** Material supplied follows **
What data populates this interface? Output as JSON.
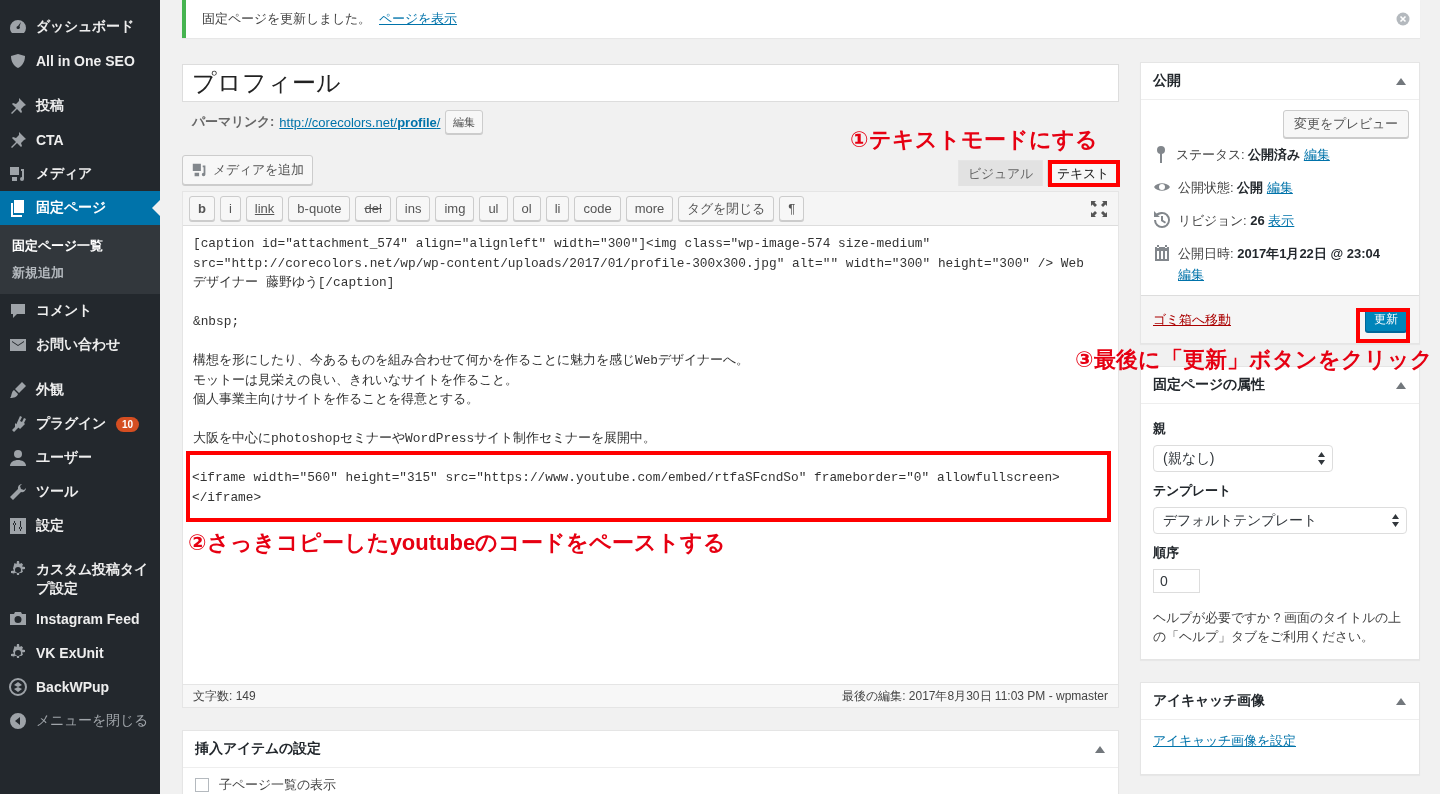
{
  "sidebar": {
    "groups": [
      [
        {
          "label": "ダッシュボード",
          "selected": false
        },
        {
          "label": "All in One SEO",
          "selected": false
        }
      ],
      [
        {
          "label": "投稿",
          "selected": false
        },
        {
          "label": "CTA",
          "selected": false
        },
        {
          "label": "メディア",
          "selected": false
        },
        {
          "label": "固定ページ",
          "selected": true,
          "children": [
            {
              "label": "固定ページ一覧",
              "selected": true
            },
            {
              "label": "新規追加",
              "selected": false
            }
          ]
        },
        {
          "label": "コメント",
          "selected": false
        },
        {
          "label": "お問い合わせ",
          "selected": false
        }
      ],
      [
        {
          "label": "外観",
          "selected": false
        },
        {
          "label": "プラグイン",
          "selected": false,
          "badge": "10"
        },
        {
          "label": "ユーザー",
          "selected": false
        },
        {
          "label": "ツール",
          "selected": false
        },
        {
          "label": "設定",
          "selected": false
        }
      ],
      [
        {
          "label": "カスタム投稿タイプ設定",
          "selected": false
        },
        {
          "label": "Instagram Feed",
          "selected": false
        },
        {
          "label": "VK ExUnit",
          "selected": false
        },
        {
          "label": "BackWPup",
          "selected": false
        },
        {
          "label": "メニューを閉じる",
          "selected": false,
          "kind": "collapse"
        }
      ]
    ]
  },
  "notice": {
    "message": "固定ページを更新しました。",
    "link": "ページを表示"
  },
  "editor": {
    "title": "プロフィール",
    "permalink_label": "パーマリンク:",
    "permalink_url": "http://corecolors.net/",
    "permalink_slug": "profile",
    "permalink_end": "/",
    "permalink_edit": "編集",
    "media_button": "メディアを追加",
    "tabs": [
      {
        "label": "ビジュアル",
        "selected": false
      },
      {
        "label": "テキスト",
        "selected": true
      }
    ],
    "toolbar": [
      {
        "label": "b",
        "kind": "bold"
      },
      {
        "label": "i",
        "kind": "plain"
      },
      {
        "label": "link",
        "kind": "link"
      },
      {
        "label": "b-quote",
        "kind": "plain"
      },
      {
        "label": "del",
        "kind": "strike"
      },
      {
        "label": "ins",
        "kind": "plain"
      },
      {
        "label": "img",
        "kind": "plain"
      },
      {
        "label": "ul",
        "kind": "plain"
      },
      {
        "label": "ol",
        "kind": "plain"
      },
      {
        "label": "li",
        "kind": "plain"
      },
      {
        "label": "code",
        "kind": "plain"
      },
      {
        "label": "more",
        "kind": "plain"
      },
      {
        "label": "タグを閉じる",
        "kind": "plain"
      },
      {
        "label": "¶",
        "kind": "plain"
      }
    ],
    "content": [
      {
        "lines": [
          "[caption id=\"attachment_574\" align=\"alignleft\" width=\"300\"]<img class=\"wp-image-574 size-medium\"",
          "src=\"http://corecolors.net/wp/wp-content/uploads/2017/01/profile-300x300.jpg\" alt=\"\" width=\"300\" height=\"300\" /> Web",
          "デザイナー 藤野ゆう[/caption]"
        ]
      },
      {
        "lines": [
          "&nbsp;"
        ]
      },
      {
        "lines": [
          "構想を形にしたり、今あるものを組み合わせて何かを作ることに魅力を感じWebデザイナーへ。",
          "モットーは見栄えの良い、きれいなサイトを作ること。",
          "個人事業主向けサイトを作ることを得意とする。"
        ]
      },
      {
        "lines": [
          "大阪を中心にphotoshopセミナーやWordPressサイト制作セミナーを展開中。"
        ]
      },
      {
        "highlighted": true,
        "lines": [
          "<iframe width=\"560\" height=\"315\" src=\"https://www.youtube.com/embed/rtfaSFcndSo\" frameborder=\"0\" allowfullscreen>",
          "</iframe>"
        ]
      }
    ],
    "word_count": "文字数: 149",
    "last_edit": "最後の編集: 2017年8月30日 11:03 PM - wpmaster"
  },
  "insert_box": {
    "title": "挿入アイテムの設定",
    "options": [
      {
        "label": "子ページ一覧の表示",
        "checked": false
      }
    ]
  },
  "publish": {
    "title": "公開",
    "preview_button": "変更をプレビュー",
    "rows": [
      {
        "label": "ステータス:",
        "value": "公開済み",
        "link": "編集"
      },
      {
        "label": "公開状態:",
        "value": "公開",
        "link": "編集"
      },
      {
        "label": "リビジョン:",
        "value": "26",
        "link": "表示"
      },
      {
        "label": "公開日時:",
        "value": "2017年1月22日 @ 23:04",
        "link": "編集"
      }
    ],
    "trash_link": "ゴミ箱へ移動",
    "update_button": "更新"
  },
  "attributes": {
    "title": "固定ページの属性",
    "fields": [
      {
        "label": "親",
        "kind": "select",
        "value": "(親なし)"
      },
      {
        "label": "テンプレート",
        "kind": "select",
        "value": "デフォルトテンプレート"
      },
      {
        "label": "順序",
        "kind": "number",
        "value": "0"
      }
    ],
    "help": "ヘルプが必要ですか ? 画面のタイトルの上の「ヘルプ」タブをご利用ください。"
  },
  "featured_image": {
    "title": "アイキャッチ画像",
    "link": "アイキャッチ画像を設定"
  },
  "annotations": [
    {
      "text": "①テキストモードにする"
    },
    {
      "text": "②さっきコピーしたyoutubeのコードをペーストする"
    },
    {
      "text": "③最後に「更新」ボタンをクリック"
    }
  ]
}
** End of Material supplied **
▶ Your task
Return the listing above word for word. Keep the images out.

▶ Your solution
What data populates this interface? Output as JSON.
{
  "sidebar": {
    "groups": [
      [
        {
          "label": "ダッシュボード",
          "selected": false
        },
        {
          "label": "All in One SEO",
          "selected": false
        }
      ],
      [
        {
          "label": "投稿",
          "selected": false
        },
        {
          "label": "CTA",
          "selected": false
        },
        {
          "label": "メディア",
          "selected": false
        },
        {
          "label": "固定ページ",
          "selected": true,
          "children": [
            {
              "label": "固定ページ一覧",
              "selected": true
            },
            {
              "label": "新規追加",
              "selected": false
            }
          ]
        },
        {
          "label": "コメント",
          "selected": false
        },
        {
          "label": "お問い合わせ",
          "selected": false
        }
      ],
      [
        {
          "label": "外観",
          "selected": false
        },
        {
          "label": "プラグイン",
          "selected": false,
          "badge": "10"
        },
        {
          "label": "ユーザー",
          "selected": false
        },
        {
          "label": "ツール",
          "selected": false
        },
        {
          "label": "設定",
          "selected": false
        }
      ],
      [
        {
          "label": "カスタム投稿タイプ設定",
          "selected": false
        },
        {
          "label": "Instagram Feed",
          "selected": false
        },
        {
          "label": "VK ExUnit",
          "selected": false
        },
        {
          "label": "BackWPup",
          "selected": false
        },
        {
          "label": "メニューを閉じる",
          "selected": false,
          "kind": "collapse"
        }
      ]
    ]
  },
  "notice": {
    "message": "固定ページを更新しました。",
    "link": "ページを表示"
  },
  "editor": {
    "title": "プロフィール",
    "permalink_label": "パーマリンク:",
    "permalink_url": "http://corecolors.net/",
    "permalink_slug": "profile",
    "permalink_end": "/",
    "permalink_edit": "編集",
    "media_button": "メディアを追加",
    "tabs": [
      {
        "label": "ビジュアル",
        "selected": false
      },
      {
        "label": "テキスト",
        "selected": true
      }
    ],
    "toolbar": [
      {
        "label": "b",
        "kind": "bold"
      },
      {
        "label": "i",
        "kind": "plain"
      },
      {
        "label": "link",
        "kind": "link"
      },
      {
        "label": "b-quote",
        "kind": "plain"
      },
      {
        "label": "del",
        "kind": "strike"
      },
      {
        "label": "ins",
        "kind": "plain"
      },
      {
        "label": "img",
        "kind": "plain"
      },
      {
        "label": "ul",
        "kind": "plain"
      },
      {
        "label": "ol",
        "kind": "plain"
      },
      {
        "label": "li",
        "kind": "plain"
      },
      {
        "label": "code",
        "kind": "plain"
      },
      {
        "label": "more",
        "kind": "plain"
      },
      {
        "label": "タグを閉じる",
        "kind": "plain"
      },
      {
        "label": "¶",
        "kind": "plain"
      }
    ],
    "content": [
      {
        "lines": [
          "[caption id=\"attachment_574\" align=\"alignleft\" width=\"300\"]<img class=\"wp-image-574 size-medium\"",
          "src=\"http://corecolors.net/wp/wp-content/uploads/2017/01/profile-300x300.jpg\" alt=\"\" width=\"300\" height=\"300\" /> Web",
          "デザイナー 藤野ゆう[/caption]"
        ]
      },
      {
        "lines": [
          "&nbsp;"
        ]
      },
      {
        "lines": [
          "構想を形にしたり、今あるものを組み合わせて何かを作ることに魅力を感じWebデザイナーへ。",
          "モットーは見栄えの良い、きれいなサイトを作ること。",
          "個人事業主向けサイトを作ることを得意とする。"
        ]
      },
      {
        "lines": [
          "大阪を中心にphotoshopセミナーやWordPressサイト制作セミナーを展開中。"
        ]
      },
      {
        "highlighted": true,
        "lines": [
          "<iframe width=\"560\" height=\"315\" src=\"https://www.youtube.com/embed/rtfaSFcndSo\" frameborder=\"0\" allowfullscreen>",
          "</iframe>"
        ]
      }
    ],
    "word_count": "文字数: 149",
    "last_edit": "最後の編集: 2017年8月30日 11:03 PM - wpmaster"
  },
  "insert_box": {
    "title": "挿入アイテムの設定",
    "options": [
      {
        "label": "子ページ一覧の表示",
        "checked": false
      }
    ]
  },
  "publish": {
    "title": "公開",
    "preview_button": "変更をプレビュー",
    "rows": [
      {
        "label": "ステータス:",
        "value": "公開済み",
        "link": "編集"
      },
      {
        "label": "公開状態:",
        "value": "公開",
        "link": "編集"
      },
      {
        "label": "リビジョン:",
        "value": "26",
        "link": "表示"
      },
      {
        "label": "公開日時:",
        "value": "2017年1月22日 @ 23:04",
        "link": "編集"
      }
    ],
    "trash_link": "ゴミ箱へ移動",
    "update_button": "更新"
  },
  "attributes": {
    "title": "固定ページの属性",
    "fields": [
      {
        "label": "親",
        "kind": "select",
        "value": "(親なし)"
      },
      {
        "label": "テンプレート",
        "kind": "select",
        "value": "デフォルトテンプレート"
      },
      {
        "label": "順序",
        "kind": "number",
        "value": "0"
      }
    ],
    "help": "ヘルプが必要ですか ? 画面のタイトルの上の「ヘルプ」タブをご利用ください。"
  },
  "featured_image": {
    "title": "アイキャッチ画像",
    "link": "アイキャッチ画像を設定"
  },
  "annotations": [
    {
      "text": "①テキストモードにする"
    },
    {
      "text": "②さっきコピーしたyoutubeのコードをペーストする"
    },
    {
      "text": "③最後に「更新」ボタンをクリック"
    }
  ]
}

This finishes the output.